I just re-read Grechen Morgenson's (NYT) October 2008 Article (http://www.nytimes.com/2008/09/28/business/28melt.html) from which the following is an excerpt:
"As the group, led by Treasury Secretary Henry M. Paulsen, pondered the collapse of one of America’s oldest investment banks, Lehman Brothers, a more dangerous threat emerged: American International Group, the world’s largest insurer, was teetering. A.I.G. needed billions of dollars to right itself and had suddenly begged for help.
One of the Wall Street chief executives participating in the meeting was Lloyd C, Blankfein of Goldman Sachs, Mr. Paulson’s former firm. Mr. Blankfein had particular reason for concern.
Although it was not widely known, Goldman, a Wall Street stalwart that had seemed immune to its rivals’ woes, was A.I.G.’s largest trading partner, according to six people close to the insurer who requested anonymity because of confidentiality agreements. A collapse of the insurer threatened to leave a hole of as much as $20 billion in Goldman’s side, several of these people said.
Days later, federal officials, who had let Lehman die and initially balked at tossing a lifeline to A.I.G., ended up bailing out the insurer for $85 billion.
Their message was simple: Lehman was expendable. But if A.I.G. unspooled, so could some of the mightiest enterprises in the world.
A Goldman spokesman said in an interview that the firm was never imperiled by A.I.G.’s troubles and that Mr. Blankfein participated in the Fed discussions to safeguard the entire financial system, not his firm’s own interests."
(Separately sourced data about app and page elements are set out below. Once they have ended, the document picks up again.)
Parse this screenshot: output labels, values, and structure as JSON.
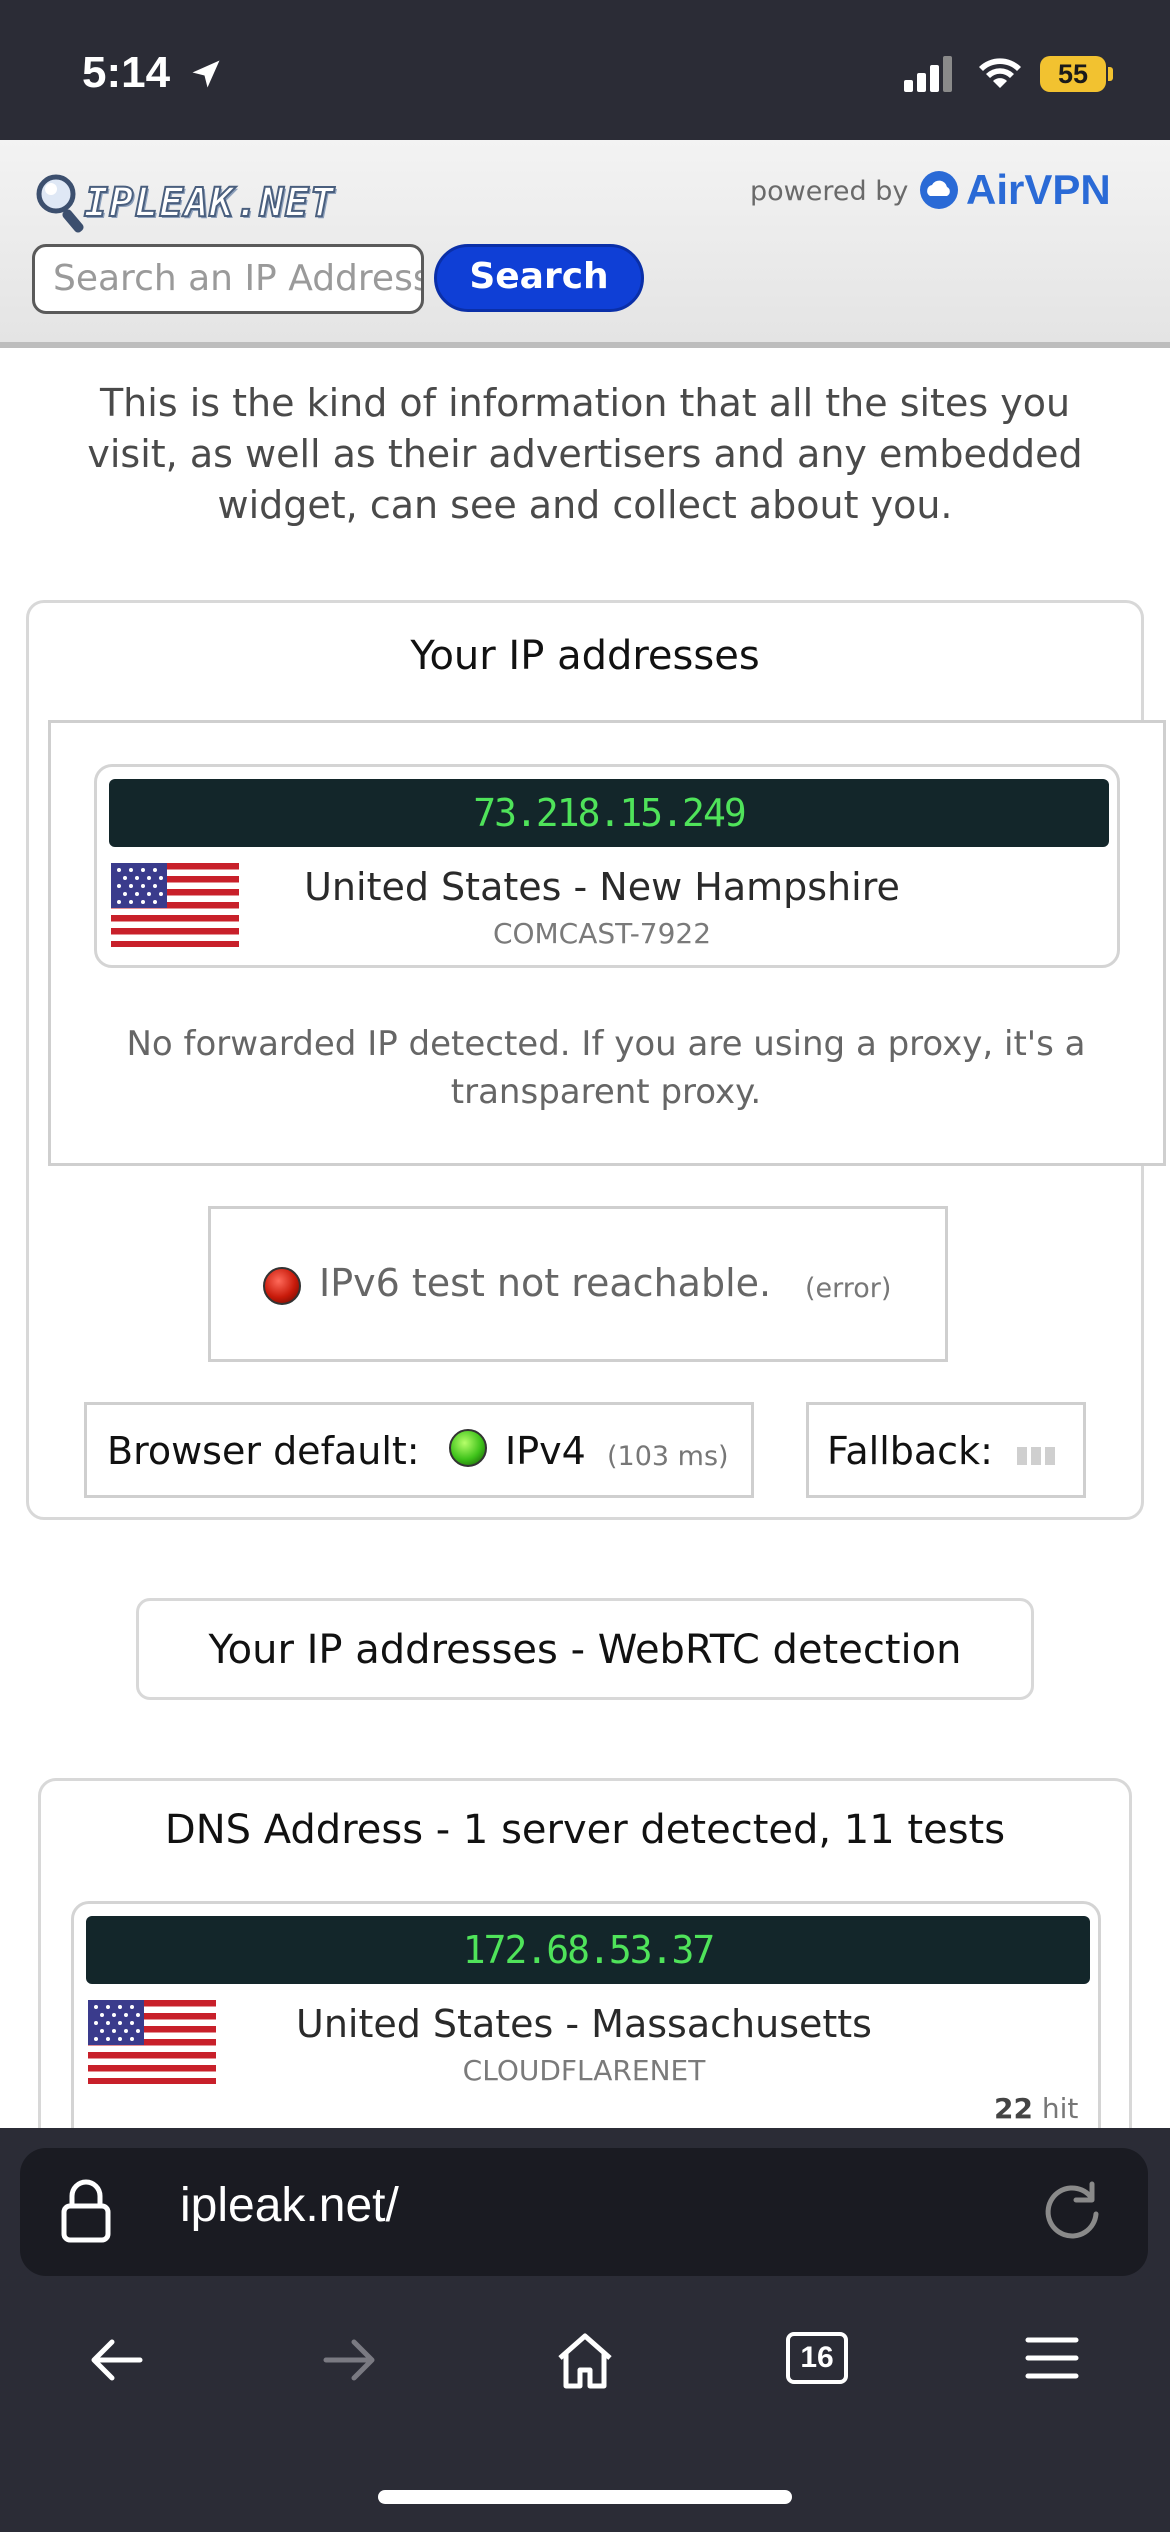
{
  "status_bar": {
    "time": "5:14",
    "battery": "55"
  },
  "header": {
    "logo_text": "IPLEAK.NET",
    "powered_by": "powered by",
    "brand": "AirVPN",
    "search_placeholder": "Search an IP Address",
    "search_button": "Search"
  },
  "intro": "This is the kind of information that all the sites you visit, as well as their advertisers and any embedded widget, can see and collect about you.",
  "ip_panel": {
    "title": "Your IP addresses",
    "ip": "73.218.15.249",
    "location": "United States - New Hampshire",
    "isp": "COMCAST-7922",
    "forward_note": "No forwarded IP detected. If you are using a proxy, it's a transparent proxy.",
    "ipv6_text": "IPv6 test not reachable.",
    "ipv6_status": "(error)",
    "browser_default_label": "Browser default:",
    "browser_default_proto": "IPv4",
    "browser_default_ms": "(103 ms)",
    "fallback_label": "Fallback:"
  },
  "webrtc_button": "Your IP addresses - WebRTC detection",
  "dns_panel": {
    "title": "DNS Address - 1 server detected, 11 tests",
    "ip": "172.68.53.37",
    "location": "United States - Massachusetts",
    "isp": "CLOUDFLARENET",
    "hit_count": "22",
    "hit_label": "hit"
  },
  "browser": {
    "url": "ipleak.net/",
    "tabs_count": "16"
  },
  "colors": {
    "search_button": "#0f3fd6",
    "ip_bar": "#13262a",
    "ip_text": "#4fe35a",
    "brand": "#2a6ad6"
  }
}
According to the WSJ live blog of the call which can be viewed here (http://blogs.wsj.com/deals/2009/03/20/live-blogging-the-goldman-sachs-aig-call/ ), a Goldman representative today said: "We [WSJ] ask if GS alerted the Treasury about the potential systemic risk in AIG’s fall. There were no meetings between Lloyd and Hank Paulson. Alerting people — we meet with our regulators regularly, and all through our big exposures, and our regulators were posted."
First off, this is inconsistent with what Morgenson was told last Fall. Morgenson is not a sloppy reporter. Second, I don't believe that Blankfein, who was apparently Paulsen's youger protege at Goldman, did not have any conversations about the big picture with his former boss. I just don't believe it.
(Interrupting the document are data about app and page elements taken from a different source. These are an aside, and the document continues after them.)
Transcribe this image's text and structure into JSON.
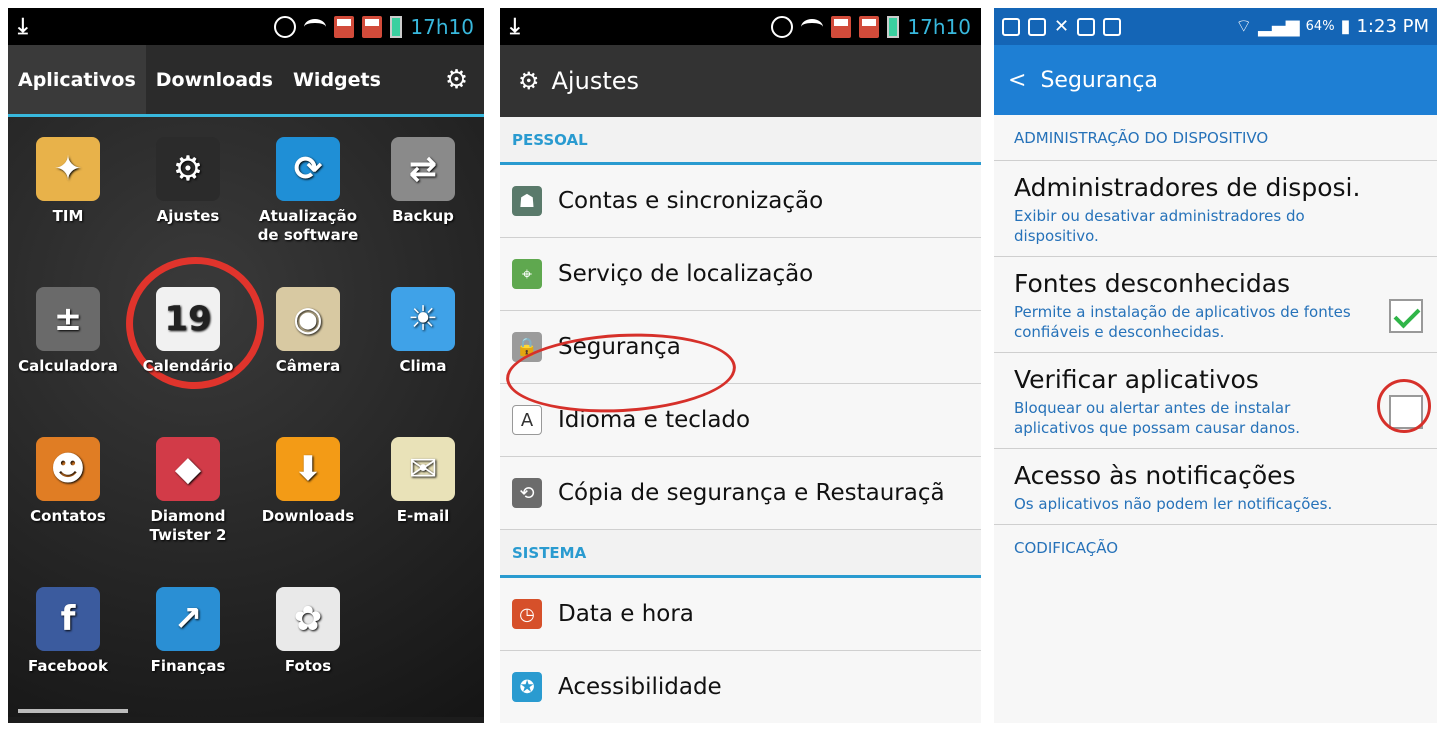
{
  "panel1": {
    "status_time": "17h10",
    "tabs": [
      "Aplicativos",
      "Downloads",
      "Widgets"
    ],
    "apps": [
      {
        "label": "TIM",
        "icon": "tim-icon",
        "color": "#e8b24a"
      },
      {
        "label": "Ajustes",
        "icon": "gear-icon",
        "color": "#2b2b2b"
      },
      {
        "label": "Atualização de software",
        "icon": "refresh-icon",
        "color": "#1f8fd6"
      },
      {
        "label": "Backup",
        "icon": "backup-icon",
        "color": "#8a8a8a"
      },
      {
        "label": "Calculadora",
        "icon": "calculator-icon",
        "color": "#6a6a6a"
      },
      {
        "label": "Calendário",
        "icon": "calendar-icon",
        "color": "#f1f1f1",
        "text": "19"
      },
      {
        "label": "Câmera",
        "icon": "camera-icon",
        "color": "#d8c9a2"
      },
      {
        "label": "Clima",
        "icon": "weather-icon",
        "color": "#3fa2e8"
      },
      {
        "label": "Contatos",
        "icon": "contacts-icon",
        "color": "#e07d24"
      },
      {
        "label": "Diamond Twister 2",
        "icon": "diamond-icon",
        "color": "#d23b48"
      },
      {
        "label": "Downloads",
        "icon": "download-icon",
        "color": "#f39b16"
      },
      {
        "label": "E-mail",
        "icon": "email-icon",
        "color": "#e9e2b8"
      },
      {
        "label": "Facebook",
        "icon": "facebook-icon",
        "color": "#3b5b9e"
      },
      {
        "label": "Finanças",
        "icon": "finance-icon",
        "color": "#2a8fd4"
      },
      {
        "label": "Fotos",
        "icon": "photos-icon",
        "color": "#e9e9e9"
      }
    ]
  },
  "panel2": {
    "status_time": "17h10",
    "title": "Ajustes",
    "section_pessoal": "PESSOAL",
    "items_pessoal": [
      {
        "label": "Contas e sincronização",
        "icon": "accounts-icon",
        "color": "#5a7a6b"
      },
      {
        "label": "Serviço de localização",
        "icon": "location-icon",
        "color": "#5fa84f"
      },
      {
        "label": "Segurança",
        "icon": "lock-icon",
        "color": "#9b9b9b"
      },
      {
        "label": "Idioma e teclado",
        "icon": "language-icon",
        "color": "#ffffff"
      },
      {
        "label": "Cópia de segurança e Restauraçã",
        "icon": "backup-icon",
        "color": "#6c6c6c"
      }
    ],
    "section_sistema": "SISTEMA",
    "items_sistema": [
      {
        "label": "Data e hora",
        "icon": "clock-icon",
        "color": "#d6502a"
      },
      {
        "label": "Acessibilidade",
        "icon": "accessibility-icon",
        "color": "#2a9bd0"
      }
    ]
  },
  "panel3": {
    "status_time": "1:23 PM",
    "battery": "64%",
    "title": "Segurança",
    "section_admin": "ADMINISTRAÇÃO DO DISPOSITIVO",
    "items": [
      {
        "title": "Administradores de disposi.",
        "desc": "Exibir ou desativar administradores do dispositivo.",
        "checkbox": null
      },
      {
        "title": "Fontes desconhecidas",
        "desc": "Permite a instalação de aplicativos de fontes confiáveis e desconhecidas.",
        "checkbox": true
      },
      {
        "title": "Verificar aplicativos",
        "desc": "Bloquear ou alertar antes de instalar aplicativos que possam causar danos.",
        "checkbox": false
      },
      {
        "title": "Acesso às notificações",
        "desc": "Os aplicativos não podem ler notificações.",
        "checkbox": null
      }
    ],
    "section_codificacao": "CODIFICAÇÃO"
  }
}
Perhaps Barney Rubble and his cadre of Capital Hill financial experts should subpeona Blankfein and Paulsen to find out exactly what conversations occurred and when.
Why I am harping about this. Well the problem our beloved financial system is facing is a crisis of confidence first and foremost. The cronyism that allowed Goldman to avoid destruction last September is one of the many imperfections that will have to be exorcised before anyone (but Wall Street itself) will once again believe that Wall Street is something other than a rigged game.